Finding living intelligent beings is a matter of both space and time. Looking for signs of life past or present Left Evidence that there may have once been liquid water on the surface of mars. Right Fossilized remains of underwater colonies of bacteria, called stromatolytes.
Just as conditions on Earth have changed drastically over time, so have conditions on other planets. When astrobiologists evaluate a planet, they look not just at its current conditions, but for signs that it could have been habitable in the past. Liquid water leaves behind a kind of footprint.
Mars, for example, has what looks like dry river and lake beds, making astrobiologists wonder if the cold, dry planet could have once been covered with life. If it was, there may be enough remaining liquid water to sustain microbial life deep underground or under the frozen ice caps.
Living things change their environment, leaving behind certain physical and chemical signatures. Even a planet that is lifeless today could have fossil evidence of ancient life forms. Fossils and chemical remnants can tell us a lot about what extinct life might have looked like.Energy from the Sun that makes its way to the Earth’s surface can have trouble finding its way back out to space.
This is because of a natural process called the greenhouse timberdesignmag.comt the greenhouse effect, Earth’s temperature would be below freezing.
ANSWER: Venus can NOT support life as we know it. Living organisms cannot survive on Venus. The planet is toxic to carbon-based life. A thick atmosphere rich with carbon-dioxide envelopes Venus and creates a greenhouse effect. Clouds composed of droplets of sulfuric acid hover over the rocky, ocean-less surface.
Air pressure bears down at a force 90 times that of Earth’s, quickly crushing. no Venus could not support lifeVenus cannot support life.
The question of whether the planet Mars can support life has entranced lay people and scientists for years. New research suggests that dust devils and storms on the Red Planet produce oxidants that would render its surface uninhabitable for life as we know it.

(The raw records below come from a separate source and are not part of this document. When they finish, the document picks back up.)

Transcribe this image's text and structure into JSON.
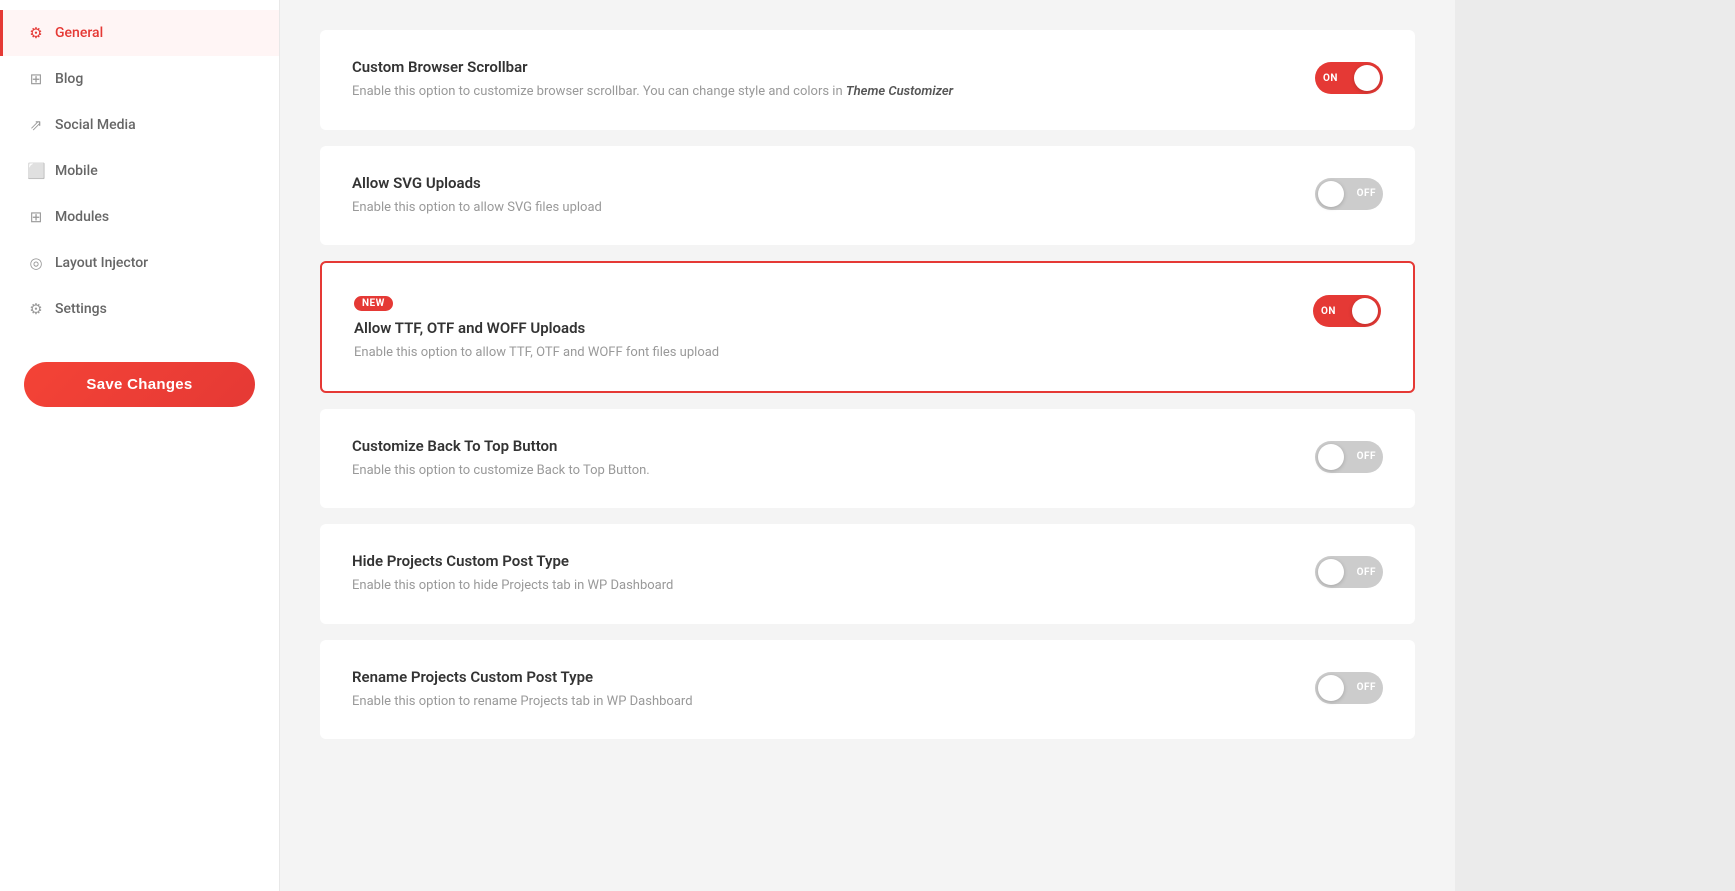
{
  "sidebar": {
    "items": [
      {
        "id": "general",
        "label": "General",
        "icon": "⚙",
        "active": true
      },
      {
        "id": "blog",
        "label": "Blog",
        "icon": "▦",
        "active": false
      },
      {
        "id": "social-media",
        "label": "Social Media",
        "icon": "⇗",
        "active": false
      },
      {
        "id": "mobile",
        "label": "Mobile",
        "icon": "□",
        "active": false
      },
      {
        "id": "modules",
        "label": "Modules",
        "icon": "▦",
        "active": false
      },
      {
        "id": "layout-injector",
        "label": "Layout Injector",
        "icon": "◎",
        "active": false
      },
      {
        "id": "settings",
        "label": "Settings",
        "icon": "⚙",
        "active": false
      }
    ],
    "save_button_label": "Save Changes"
  },
  "settings": [
    {
      "id": "custom-browser-scrollbar",
      "title": "Custom Browser Scrollbar",
      "description": "Enable this option to customize browser scrollbar. You can change style and colors in ",
      "description_link": "Theme Customizer",
      "toggle_state": "on",
      "highlighted": false,
      "badge": null
    },
    {
      "id": "allow-svg-uploads",
      "title": "Allow SVG Uploads",
      "description": "Enable this option to allow SVG files upload",
      "toggle_state": "off",
      "highlighted": false,
      "badge": null
    },
    {
      "id": "allow-ttf-otf-woff",
      "title": "Allow TTF, OTF and WOFF Uploads",
      "description": "Enable this option to allow TTF, OTF and WOFF font files upload",
      "toggle_state": "on",
      "highlighted": true,
      "badge": "NEW"
    },
    {
      "id": "customize-back-to-top",
      "title": "Customize Back To Top Button",
      "description": "Enable this option to customize Back to Top Button.",
      "toggle_state": "off",
      "highlighted": false,
      "badge": null
    },
    {
      "id": "hide-projects-post-type",
      "title": "Hide Projects Custom Post Type",
      "description": "Enable this option to hide Projects tab in WP Dashboard",
      "toggle_state": "off",
      "highlighted": false,
      "badge": null
    },
    {
      "id": "rename-projects-post-type",
      "title": "Rename Projects Custom Post Type",
      "description": "Enable this option to rename Projects tab in WP Dashboard",
      "toggle_state": "off",
      "highlighted": false,
      "badge": null
    }
  ],
  "icons": {
    "gear": "⚙",
    "blog": "▦",
    "social": "⇗",
    "mobile": "□",
    "modules": "▦",
    "layout": "◎",
    "settings": "⚙"
  },
  "colors": {
    "accent": "#e53935",
    "sidebar_active_border": "#e53935",
    "toggle_on": "#e53935",
    "toggle_off": "#cccccc"
  }
}
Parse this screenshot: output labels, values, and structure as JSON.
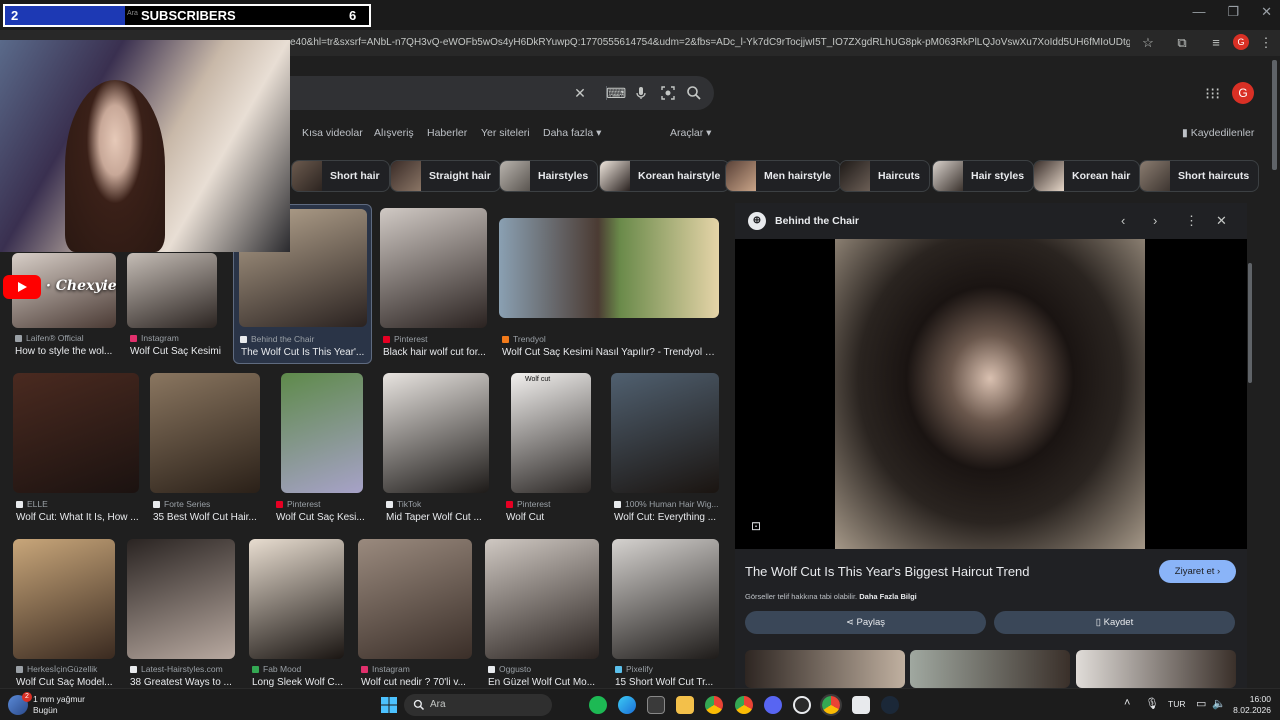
{
  "overlay": {
    "subs_count_left": "2",
    "subs_small": "Ara",
    "subs_label": "SUBSCRIBERS",
    "subs_count_right": "6",
    "channel_name": "Chexyie"
  },
  "browser": {
    "url": "e40&hl=tr&sxsrf=ANbL-n7QH3vQ-eWOFb5wOs4yH6DkRYuwpQ:1770555614754&udm=2&fbs=ADc_l-Yk7dC9rTocjjwI5T_IO7ZXgdRLhUG8pk-pM063RkPlLQJoVswXu7XoIdd5UH6fMIoUDtgozPElNwZYSjs_...",
    "avatar_letter": "G",
    "window_controls": [
      "—",
      "❐",
      "✕"
    ]
  },
  "google": {
    "avatar_letter": "G",
    "nav_tabs": [
      "Kısa videolar",
      "Alışveriş",
      "Haberler",
      "Yer siteleri",
      "Daha fazla ▾",
      "Araçlar ▾"
    ],
    "saved_label": "Kaydedilenler",
    "chips": [
      "Short hair",
      "Straight hair",
      "Hairstyles",
      "Korean hairstyle",
      "Men hairstyle",
      "Haircuts",
      "Hair styles",
      "Korean hair",
      "Short haircuts"
    ],
    "results": [
      {
        "source": "Laifen® Official",
        "title": "How to style the wol..."
      },
      {
        "source": "Instagram",
        "title": "Wolf Cut Saç Kesimi"
      },
      {
        "source": "Behind the Chair",
        "title": "The Wolf Cut Is This Year'..."
      },
      {
        "source": "Pinterest",
        "title": "Black hair wolf cut for..."
      },
      {
        "source": "Trendyol",
        "title": "Wolf Cut Saç Kesimi Nasıl Yapılır? - Trendyol Bl..."
      },
      {
        "source": "ELLE",
        "title": "Wolf Cut: What It Is, How ..."
      },
      {
        "source": "Forte Series",
        "title": "35 Best Wolf Cut Hair..."
      },
      {
        "source": "Pinterest",
        "title": "Wolf Cut Saç Kesi..."
      },
      {
        "source": "TikTok",
        "title": "Mid Taper Wolf Cut ..."
      },
      {
        "source": "Pinterest",
        "title": "Wolf Cut"
      },
      {
        "source": "100% Human Hair Wig...",
        "title": "Wolf Cut: Everything ..."
      },
      {
        "source": "HerkesİçinGüzellik",
        "title": "Wolf Cut Saç Model..."
      },
      {
        "source": "Latest-Hairstyles.com",
        "title": "38 Greatest Ways to ..."
      },
      {
        "source": "Fab Mood",
        "title": "Long Sleek Wolf C..."
      },
      {
        "source": "Instagram",
        "title": "Wolf cut nedir ? 70'li v..."
      },
      {
        "source": "Oggusto",
        "title": "En Güzel Wolf Cut Mo..."
      },
      {
        "source": "Pixelify",
        "title": "15 Short Wolf Cut Tr..."
      }
    ],
    "image_overlay_text": "Wolf cut"
  },
  "panel": {
    "source": "Behind the Chair",
    "title": "The Wolf Cut Is This Year's Biggest Haircut Trend",
    "visit_label": "Ziyaret et ›",
    "copyright": "Görseller telif hakkına tabi olabilir.",
    "more_info": "Daha Fazla Bilgi",
    "share_label": "Paylaş",
    "save_label": "Kaydet"
  },
  "taskbar": {
    "weather_temp": "1 mm yağmur",
    "weather_day": "Bugün",
    "search_placeholder": "Ara",
    "lang": "TUR",
    "time": "16:00",
    "date": "8.02.2026",
    "badge_count": "2"
  }
}
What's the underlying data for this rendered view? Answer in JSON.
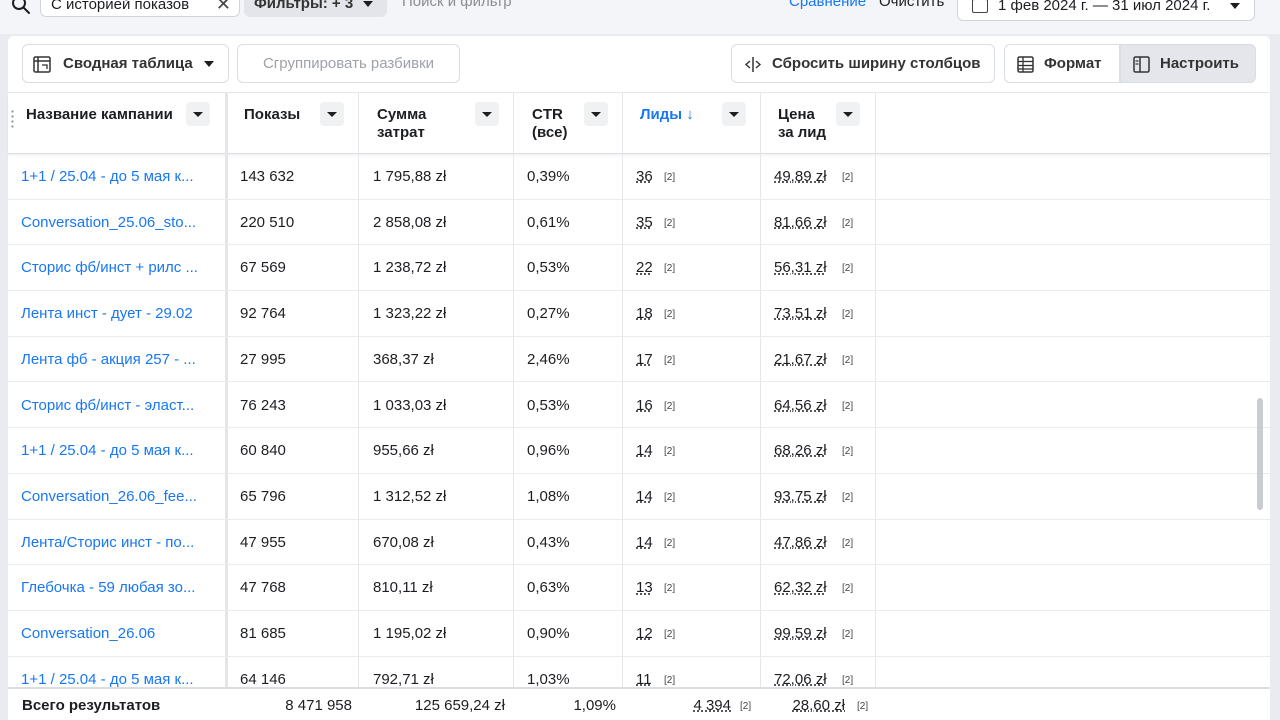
{
  "topbar": {
    "history_chip": "С историей показов",
    "filters_chip": "Фильтры: + 3",
    "search_hint": "Поиск и фильтр",
    "compare": "Сравнение",
    "clear": "Очистить",
    "date_range": "1 фев 2024 г. — 31 июл 2024 г."
  },
  "toolbar": {
    "pivot": "Сводная таблица",
    "group_breakdowns": "Сгруппировать разбивки",
    "reset_widths": "Сбросить ширину столбцов",
    "format": "Формат",
    "customize": "Настроить"
  },
  "columns": {
    "name": "Название кампании",
    "impressions": "Показы",
    "spend_1": "Сумма",
    "spend_2": "затрат",
    "ctr_1": "CTR",
    "ctr_2": "(все)",
    "leads": "Лиды ↓",
    "cpl_1": "Цена",
    "cpl_2": "за лид"
  },
  "rows": [
    {
      "name": "1+1 / 25.04 - до 5 мая к...",
      "impressions": "143 632",
      "spend": "1 795,88 zł",
      "ctr": "0,39%",
      "leads": "36",
      "leads_ref": "[2]",
      "cpl": "49,89 zł",
      "cpl_ref": "[2]"
    },
    {
      "name": "Conversation_25.06_sto...",
      "impressions": "220 510",
      "spend": "2 858,08 zł",
      "ctr": "0,61%",
      "leads": "35",
      "leads_ref": "[2]",
      "cpl": "81,66 zł",
      "cpl_ref": "[2]"
    },
    {
      "name": "Сторис фб/инст + рилс ...",
      "impressions": "67 569",
      "spend": "1 238,72 zł",
      "ctr": "0,53%",
      "leads": "22",
      "leads_ref": "[2]",
      "cpl": "56,31 zł",
      "cpl_ref": "[2]"
    },
    {
      "name": "Лента инст - дует - 29.02",
      "impressions": "92 764",
      "spend": "1 323,22 zł",
      "ctr": "0,27%",
      "leads": "18",
      "leads_ref": "[2]",
      "cpl": "73,51 zł",
      "cpl_ref": "[2]"
    },
    {
      "name": "Лента фб - акция 257 - ...",
      "impressions": "27 995",
      "spend": "368,37 zł",
      "ctr": "2,46%",
      "leads": "17",
      "leads_ref": "[2]",
      "cpl": "21,67 zł",
      "cpl_ref": "[2]"
    },
    {
      "name": "Сторис фб/инст - эласт...",
      "impressions": "76 243",
      "spend": "1 033,03 zł",
      "ctr": "0,53%",
      "leads": "16",
      "leads_ref": "[2]",
      "cpl": "64,56 zł",
      "cpl_ref": "[2]"
    },
    {
      "name": "1+1 / 25.04 - до 5 мая к...",
      "impressions": "60 840",
      "spend": "955,66 zł",
      "ctr": "0,96%",
      "leads": "14",
      "leads_ref": "[2]",
      "cpl": "68,26 zł",
      "cpl_ref": "[2]"
    },
    {
      "name": "Conversation_26.06_fee...",
      "impressions": "65 796",
      "spend": "1 312,52 zł",
      "ctr": "1,08%",
      "leads": "14",
      "leads_ref": "[2]",
      "cpl": "93,75 zł",
      "cpl_ref": "[2]"
    },
    {
      "name": "Лента/Сторис инст - по...",
      "impressions": "47 955",
      "spend": "670,08 zł",
      "ctr": "0,43%",
      "leads": "14",
      "leads_ref": "[2]",
      "cpl": "47,86 zł",
      "cpl_ref": "[2]"
    },
    {
      "name": "Глебочка - 59 любая зо...",
      "impressions": "47 768",
      "spend": "810,11 zł",
      "ctr": "0,63%",
      "leads": "13",
      "leads_ref": "[2]",
      "cpl": "62,32 zł",
      "cpl_ref": "[2]"
    },
    {
      "name": "Conversation_26.06",
      "impressions": "81 685",
      "spend": "1 195,02 zł",
      "ctr": "0,90%",
      "leads": "12",
      "leads_ref": "[2]",
      "cpl": "99,59 zł",
      "cpl_ref": "[2]"
    },
    {
      "name": "1+1 / 25.04 - до 5 мая к...",
      "impressions": "64 146",
      "spend": "792,71 zł",
      "ctr": "1,03%",
      "leads": "11",
      "leads_ref": "[2]",
      "cpl": "72,06 zł",
      "cpl_ref": "[2]"
    }
  ],
  "totals": {
    "label": "Всего результатов",
    "impressions": "8 471 958",
    "spend": "125 659,24 zł",
    "ctr": "1,09%",
    "leads": "4 394",
    "leads_ref": "[2]",
    "cpl": "28,60 zł",
    "cpl_ref": "[2]"
  }
}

"As a consequence, any nascent life. The atmosphere supports life on Earth by protecting it from dangerous electromagnetic radiation, by creating and controlling weather and climate and by providing the gases that plants and animals need to breathe.
The atmosphere is composed of the troposphere, the tropopause, the stratosphere, the. Kavan Marambe Physical Science Summer 13’ Why Does Earth Support Life? Research Paper Introduction Earth is where all of us live in.
Earth is the 3rd Planet from the sun, as well as the 5th largest planet in our solar system.